LONDON (Reuters) - European shares slid on Thursday as a flurry of uninspiring earnings updates from retailer Carrefour and advertiser WPP kept the mood downbeat, while broader jitters over tightening monetary policy spilled over into a new month.
Results were squarely in focus, with shares in French supermarket Carrefour (CARR.PA) dropping 6 percent after the group cut its dividend and gave a cautious 2018 profit outlook.
Many retailers have struggled in the face of Amazon’s rise and the need to adapt to a tech-led world.
“If you’re looking at companies like Amazon which are hoovering up market share ... you have seen some weaker performers,” Jasper Reimers, senior analyst at Vertex Capital Group, said.
“On the whole, I would say it certainly hasn’t been a bad (European) earnings season at all.”
Plans by fast-fashion company Zalando (ZALG.DE) to expand into two new markets were not met well by the market, with its shares also falling 6.1 percent as investors assessed the impact of such heavy investment.
Elsewhere, Britain’s Carpetright (CPRC.L) slumped nearly 22 percent after saying that it was in talks with lenders about shoring up its balance sheet, following a profit warning at the end of January.
Advertiser WPP’s (WPP.L) shares dropped 8.2 percent after it said that it would simplify its structure after posting its worst performance since the financial crisis as consumer goods firms cut their spending on advertising.
On the positive side, shares in beer giant Anheuser-Busch InBev (ABI.BR) jumped 2.2 percent after its fourth quarter profit beat expectations thanks to a rebound in Brazil and savings from its 2016 purchase of SABMiller.
More broadly, equity markets continue to be dogged by concerns over higher bond yields, rising inflation and the potential for higher interest rates in the United States.
These worries were reignited on Tuesday when new Federal Reserve chief Jerome Powell struck a bullish tone on the strength of the economy.
Powell spoke again on Thursday, saying however there was no evidence that the U.S. economy was overheating. His comments helped Wall Street pare initial losses but had little impact in Europe.

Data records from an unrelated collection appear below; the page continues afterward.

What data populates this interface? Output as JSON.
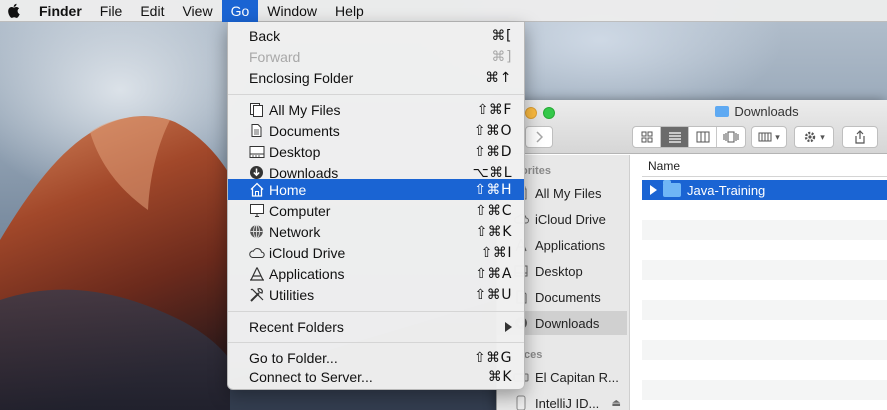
{
  "menubar": {
    "apple_icon": "apple-logo-icon",
    "app_name": "Finder",
    "items": [
      "File",
      "Edit",
      "View",
      "Go",
      "Window",
      "Help"
    ],
    "active": "Go"
  },
  "go_menu": {
    "items": [
      {
        "label": "Back",
        "shortcut": "⌘[",
        "enabled": true
      },
      {
        "label": "Forward",
        "shortcut": "⌘]",
        "enabled": false
      },
      {
        "label": "Enclosing Folder",
        "shortcut": "⌘↑",
        "enabled": true
      },
      {
        "label": "All My Files",
        "shortcut": "⇧⌘F",
        "icon": "all-my-files-icon"
      },
      {
        "label": "Documents",
        "shortcut": "⇧⌘O",
        "icon": "documents-icon"
      },
      {
        "label": "Desktop",
        "shortcut": "⇧⌘D",
        "icon": "desktop-icon"
      },
      {
        "label": "Downloads",
        "shortcut": "⌥⌘L",
        "icon": "downloads-icon"
      },
      {
        "label": "Home",
        "shortcut": "⇧⌘H",
        "icon": "home-icon",
        "highlighted": true
      },
      {
        "label": "Computer",
        "shortcut": "⇧⌘C",
        "icon": "computer-icon"
      },
      {
        "label": "Network",
        "shortcut": "⇧⌘K",
        "icon": "network-icon"
      },
      {
        "label": "iCloud Drive",
        "shortcut": "⇧⌘I",
        "icon": "icloud-icon"
      },
      {
        "label": "Applications",
        "shortcut": "⇧⌘A",
        "icon": "applications-icon"
      },
      {
        "label": "Utilities",
        "shortcut": "⇧⌘U",
        "icon": "utilities-icon"
      },
      {
        "label": "Recent Folders",
        "submenu": true
      },
      {
        "label": "Go to Folder...",
        "shortcut": "⇧⌘G"
      },
      {
        "label": "Connect to Server...",
        "shortcut": "⌘K"
      }
    ]
  },
  "finder_window": {
    "title": "Downloads",
    "sidebar": {
      "favorites_header": "orites",
      "devices_header": "ices",
      "items": [
        "All My Files",
        "iCloud Drive",
        "Applications",
        "Desktop",
        "Documents",
        "Downloads"
      ],
      "selected": "Downloads",
      "devices": [
        "El Capitan R...",
        "IntelliJ ID..."
      ]
    },
    "column_header": "Name",
    "files": [
      {
        "name": "Java-Training",
        "kind": "folder",
        "selected": true
      }
    ]
  },
  "colors": {
    "accent": "#1a64d3",
    "folder": "#6fb6f6"
  }
}
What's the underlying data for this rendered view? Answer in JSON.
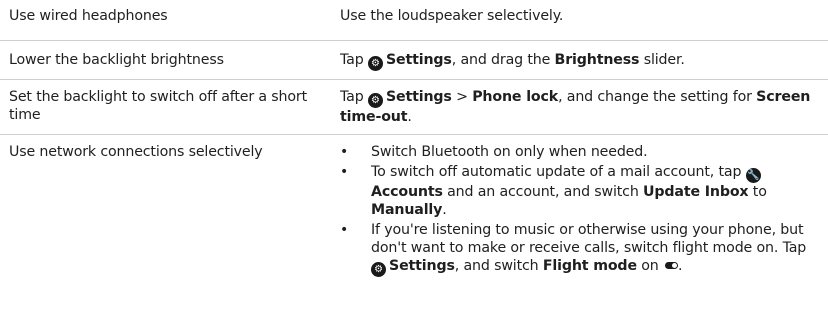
{
  "rows": [
    {
      "tip": "Use wired headphones",
      "how": "Use the loudspeaker selectively."
    },
    {
      "tip": "Lower the backlight brightness",
      "how": {
        "pre": "Tap ",
        "icon": "settings-icon",
        "settings": "Settings",
        "mid": ", and drag the ",
        "brightness": "Brightness",
        "post": " slider."
      }
    },
    {
      "tip": "Set the backlight to switch off after a short time",
      "how": {
        "pre": "Tap ",
        "icon": "settings-icon",
        "settings": "Settings",
        "sep": " > ",
        "phone_lock": "Phone lock",
        "mid": ", and change the setting for ",
        "timeout": "Screen time-out",
        "post": "."
      }
    },
    {
      "tip": "Use network connections selectively",
      "bullets": [
        {
          "text": "Switch Bluetooth on only when needed."
        },
        {
          "pre": "To switch off automatic update of a mail account, tap ",
          "icon": "accounts-icon",
          "accounts": "Accounts",
          "mid": " and an account, and switch ",
          "update_inbox": "Update Inbox",
          "to": " to ",
          "manually": "Manually",
          "post": "."
        },
        {
          "pre": "If you're listening to music or otherwise using your phone, but don't want to make or receive calls, switch flight mode on. Tap ",
          "icon": "settings-icon",
          "settings": "Settings",
          "mid": ", and switch ",
          "flight_mode": "Flight mode",
          "on": " on ",
          "toggle_icon": "toggle-on-icon",
          "post": "."
        }
      ]
    }
  ]
}
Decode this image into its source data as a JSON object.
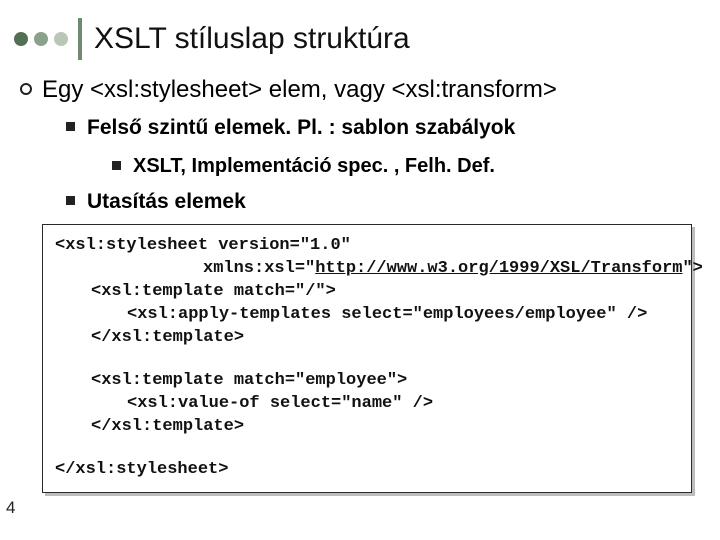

Reporting by Kit Rees; Additional reporting by Danilo Masoni; Editing by Alison Williams